Rare Rides: The 1986 Pontiac Grand Prix 2+2, Not Actually Named Aerocoupe
Rare Rides previously examined a rare Grand Prix. It was from a Pepsi contest and separated from the coupe you see here by only three years. Today we consider the end of an era for Grand Prix, with the very special 2+2.
Pontiac’s full-size V8 Grand Prix coupe debuted for the 1962 model year as replacement for the Ventura. The Grand Prix was more about performance than Ventura, as that name transitioned to become a luxurious trim of the Catalina. By the second-generation Grand Prix, the model shrunk into a midsize offering, but kept the sportiness Pontiac customers desired.
The successful formula remained the same through the third generation cars, but downsizing occurred for the debut of the fourth-gen model in 1978. The boxier and more contemporary looking fourth Grand Prix was a foot shorter than its predecessor, and lost 600 pounds of heft. Another sign of the times (and fuel economy regulation), Grand Prix customers had to pay extra for a V8 engine. Standard from 1978 onward was V6 power sourced from Buick, in 3.8- or 4.1-liter varieties.
V8 options started at 4.3 liters with a Pontiac-developed unit, and ranged to 5.0-liters in the 305 Chevrolet V8. There was also a 5.7-liter diesel option should a customer want to pair an awful diesel experience with their downsized coupe. The vast majority of Grand Prix in this generation gained momentum by the grace of a three-speed automatic. More on that caveat later.
As its sales success continued, evolutionary trim changes appeared. Originally designated as an A-body car, GM created a new front-drive A-body line for 1982, and the rear-drive A-body cars were called G-body instead. And in 1986, there was a bit of a shakeup.
The tail lamps changed in design, featuring three different sections! And less impressively, there was a new body style on offer: the 2+2. This new greenhouse-inspired coupe was paired with the similar Monte Carlo SS 2+2 for a single model year. A homologation effort, General Motors needed to make some production cars in order to use its new aerodynamic two-door body in NASCAR.

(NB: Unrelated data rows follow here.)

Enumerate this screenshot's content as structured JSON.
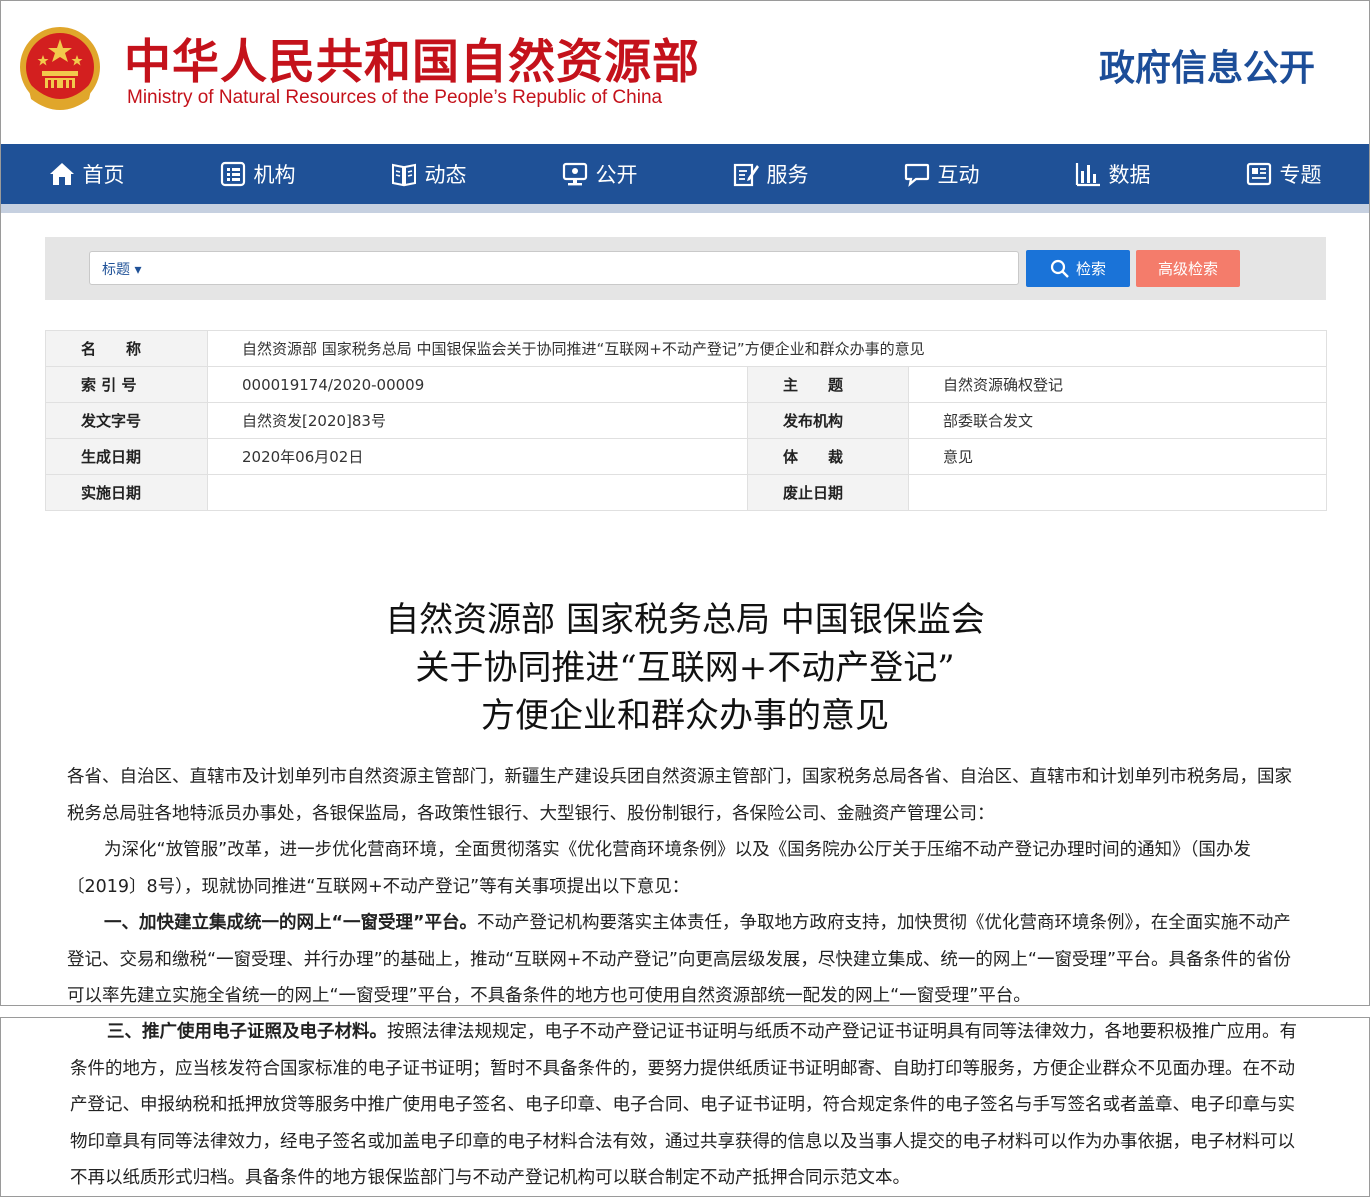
{
  "header": {
    "title_cn": "中华人民共和国自然资源部",
    "title_en": "Ministry of Natural Resources of the People’s Republic of China",
    "section": "政府信息公开",
    "colors": {
      "brand_red": "#c4121b",
      "brand_blue": "#1f5197"
    }
  },
  "nav": {
    "items": [
      {
        "label": "首页",
        "icon": "home-icon"
      },
      {
        "label": "机构",
        "icon": "org-icon"
      },
      {
        "label": "动态",
        "icon": "book-icon"
      },
      {
        "label": "公开",
        "icon": "monitor-icon"
      },
      {
        "label": "服务",
        "icon": "edit-icon"
      },
      {
        "label": "互动",
        "icon": "chat-icon"
      },
      {
        "label": "数据",
        "icon": "bar-chart-icon"
      },
      {
        "label": "专题",
        "icon": "newspaper-icon"
      }
    ]
  },
  "search": {
    "type_selected": "标题",
    "placeholder": "",
    "search_label": "检索",
    "advanced_label": "高级检索"
  },
  "meta": {
    "name_label": "名　　称",
    "name_value": "自然资源部 国家税务总局 中国银保监会关于协同推进“互联网+不动产登记”方便企业和群众办事的意见",
    "index_label": "索 引 号",
    "index_value": "000019174/2020-00009",
    "topic_label": "主　　题",
    "topic_value": "自然资源确权登记",
    "docno_label": "发文字号",
    "docno_value": "自然资发[2020]83号",
    "issuer_label": "发布机构",
    "issuer_value": "部委联合发文",
    "date_label": "生成日期",
    "date_value": "2020年06月02日",
    "genre_label": "体　　裁",
    "genre_value": "意见",
    "effective_label": "实施日期",
    "effective_value": "",
    "expire_label": "废止日期",
    "expire_value": ""
  },
  "doc": {
    "title_lines": [
      "自然资源部  国家税务总局  中国银保监会",
      "关于协同推进“互联网+不动产登记”",
      "方便企业和群众办事的意见"
    ],
    "address": "各省、自治区、直辖市及计划单列市自然资源主管部门，新疆生产建设兵团自然资源主管部门，国家税务总局各省、自治区、直辖市和计划单列市税务局，国家税务总局驻各地特派员办事处，各银保监局，各政策性银行、大型银行、股份制银行，各保险公司、金融资产管理公司：",
    "intro": "为深化“放管服”改革，进一步优化营商环境，全面贯彻落实《优化营商环境条例》以及《国务院办公厅关于压缩不动产登记办理时间的通知》（国办发〔2019〕8号），现就协同推进“互联网+不动产登记”等有关事项提出以下意见：",
    "section1_heading": "一、加快建立集成统一的网上“一窗受理”平台。",
    "section1_body": "不动产登记机构要落实主体责任，争取地方政府支持，加快贯彻《优化营商环境条例》，在全面实施不动产登记、交易和缴税“一窗受理、并行办理”的基础上，推动“互联网+不动产登记”向更高层级发展，尽快建立集成、统一的网上“一窗受理”平台。具备条件的省份可以率先建立实施全省统一的网上“一窗受理”平台，不具备条件的地方也可使用自然资源部统一配发的网上“一窗受理”平台。",
    "section3_heading": "三、推广使用电子证照及电子材料。",
    "section3_body": "按照法律法规规定，电子不动产登记证书证明与纸质不动产登记证书证明具有同等法律效力，各地要积极推广应用。有条件的地方，应当核发符合国家标准的电子证书证明；暂时不具备条件的，要努力提供纸质证书证明邮寄、自助打印等服务，方便企业群众不见面办理。在不动产登记、申报纳税和抵押放贷等服务中推广使用电子签名、电子印章、电子合同、电子证书证明，符合规定条件的电子签名与手写签名或者盖章、电子印章与实物印章具有同等法律效力，经电子签名或加盖电子印章的电子材料合法有效，通过共享获得的信息以及当事人提交的电子材料可以作为办事依据，电子材料可以不再以纸质形式归档。具备条件的地方银保监部门与不动产登记机构可以联合制定不动产抵押合同示范文本。"
  }
}
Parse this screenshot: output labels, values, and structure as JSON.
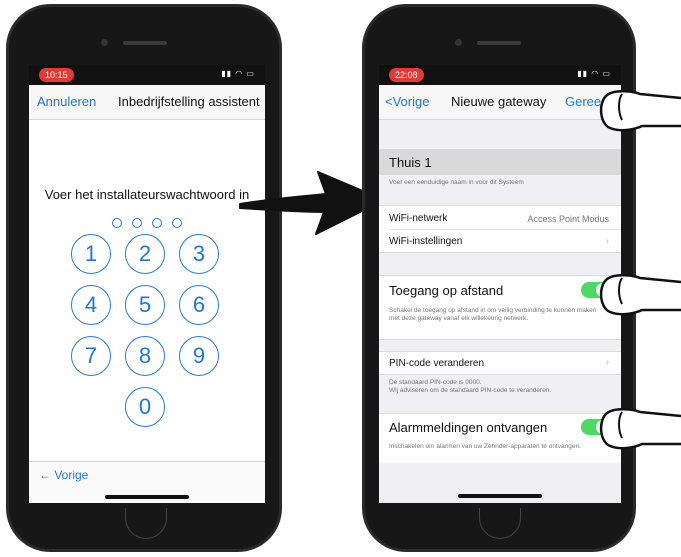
{
  "screen1": {
    "status_time": "10:15",
    "status_icons": "▮▮ ◠ ▭",
    "nav": {
      "cancel": "Annuleren",
      "title": "Inbedrijfstelling assistent"
    },
    "prompt": "Voer het installateurswachtwoord in",
    "keypad": [
      "1",
      "2",
      "3",
      "4",
      "5",
      "6",
      "7",
      "8",
      "9",
      "0"
    ],
    "back": "← Vorige"
  },
  "screen2": {
    "status_time": "22:08",
    "status_icons": "▮▮ ◠ ▭",
    "nav": {
      "back": "<Vorige",
      "title": "Nieuwe gateway",
      "done": "Geree"
    },
    "name_value": "Thuis 1",
    "name_hint": "Voer een eenduidige naam in voor dit Systeem",
    "wifi_network_label": "WiFi-netwerk",
    "wifi_network_value": "Access Point Modus",
    "wifi_settings_label": "WiFi-instellingen",
    "remote_access_label": "Toegang op afstand",
    "remote_access_footnote": "Schakel de toegang op afstand in om veilig verbinding te kunnen maken met deze gateway vanaf elk willekeurig netwerk.",
    "pin_label": "PIN-code veranderen",
    "pin_footnote": "De standaard PIN-code is 0000.\nWij adviseren om de standaard PIN-code te veranderen.",
    "alarm_label": "Alarmmeldingen ontvangen",
    "alarm_footnote": "Inschakelen om alarmen van uw Zehnder-apparaten te ontvangen."
  },
  "colors": {
    "accent": "#1e78d6",
    "toggle_on": "#4cd964",
    "status_red": "#e53935"
  }
}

Notable changes over standard Grand Prix included the large, fixed rear glass arrangement and shortened trunk lid (made of fiberglass), along with an integrated ducktail spoiler. At the front, a pointy aerodynamic nose replaced the boxy standard front clip. All examples came painted in the same two-tone grey scheme, with 2+2 signage here and there. Other standard 2+2 features included 5.0-liter V8 power, plus a transmission upgrade in the form of a four-speed 200-4R. All used the same Rally II wheels.
It should be noted that the “Aerocoupe” name was an affectation by the public, as the official name of the car was Grand Prix 2+2. Given its special limited-production nature, dealers added a considerable 20 percent markup to the cars. In total, 1,118 were made, and all of them went to Southeastern region Pontiac dealers. The Grand Prix remained unchanged for its final model year in 1987, as the rear-drive coupe headed into the sunset. Its replacement in ’88 was much more with the times: front-drive, powered only by V6 engines, and available with four doors.
Today’s Rare Ride has just under 29,000 miles, and in its pristine condition asks $18,900.